In 1905, as one of the earliest Indian immigrants to Canada, Bhagat Singh Dhaliwal contributed greatly to his adopted country. With generosity and a full command of the English language, he helped others who followed in his footsteps to do the same.
In 1911, he was one of 20 Sikh pioneers to fund the construction of the Gur Sikh Temple, North America’s oldest Sikh temple, designated in 2002 as a National Historic Site of Canada. He went on to serve as secretary of the temple and become a member of Vancouver’s Khalsa Diwan Society and stakeholder in the Guru Nanak Mining Trust Company. The trust, established by Sant Teja Singh, was created from the Sikh principles of hard work, sharing and brotherhood of mankind, and was used to assist Sikhs, Hindus and Muslims become independent farmers in B.C. Bhagat Singh is also mentioned in Mahinder Singh Dhillon’s A History Book of the Sikhs in Canada and California as having come to the medical aid of a fellow mill worker who had collapsed.
Born on September 15, 1883 in the Punjabi village of Chananwal, Bhagat Singh would be nearly 40 by the time his wife, Harnam Kaur, was able to join him in Canada in 1923. The couple raised their four children — Harbajan Singh, Mohinder Kaur, Balwant Singh and Gegander Kaur — on their two-acre farm in Abbotsford, where he had originally settled.
In 1936, the family embarked on a trip to India. Unfortunately, Bhagat Singh became ill on the voyage and was forced to go ashore at Hong Kong, where he passed away at just 52.
His legacy lives on, however, in his two surviving children. His son, Balwant Singh, and his wife, Joginder Kaur, raised their six children in Mission and Abbotsford. And his daughter, Mohinder Kaur, and her husband, Bhag Singh Mann, raised their seven sons and two daughters in Merritt.
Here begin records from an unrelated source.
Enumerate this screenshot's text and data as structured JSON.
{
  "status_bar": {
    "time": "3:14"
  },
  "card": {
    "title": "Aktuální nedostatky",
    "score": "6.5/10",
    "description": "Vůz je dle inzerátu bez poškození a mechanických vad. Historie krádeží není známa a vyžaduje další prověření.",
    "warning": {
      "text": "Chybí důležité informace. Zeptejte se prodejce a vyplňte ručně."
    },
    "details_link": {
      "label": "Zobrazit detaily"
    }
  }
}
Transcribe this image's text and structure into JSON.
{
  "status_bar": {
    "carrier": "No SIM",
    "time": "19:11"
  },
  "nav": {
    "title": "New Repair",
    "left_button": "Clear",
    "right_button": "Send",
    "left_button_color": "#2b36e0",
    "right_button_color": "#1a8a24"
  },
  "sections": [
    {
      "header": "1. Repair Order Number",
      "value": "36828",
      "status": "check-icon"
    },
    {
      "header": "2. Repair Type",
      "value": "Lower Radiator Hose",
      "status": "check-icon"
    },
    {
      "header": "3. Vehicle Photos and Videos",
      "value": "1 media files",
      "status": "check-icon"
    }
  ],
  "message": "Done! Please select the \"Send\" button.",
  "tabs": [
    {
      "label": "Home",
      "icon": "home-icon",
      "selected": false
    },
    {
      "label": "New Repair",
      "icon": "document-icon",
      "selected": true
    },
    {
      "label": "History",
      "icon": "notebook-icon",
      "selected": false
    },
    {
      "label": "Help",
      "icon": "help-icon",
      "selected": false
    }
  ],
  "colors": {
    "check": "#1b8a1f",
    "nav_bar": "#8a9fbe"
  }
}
Mohinder and Bhag lived their remaining years in her father’s “hometown” of Abbotsford, where they both passed away.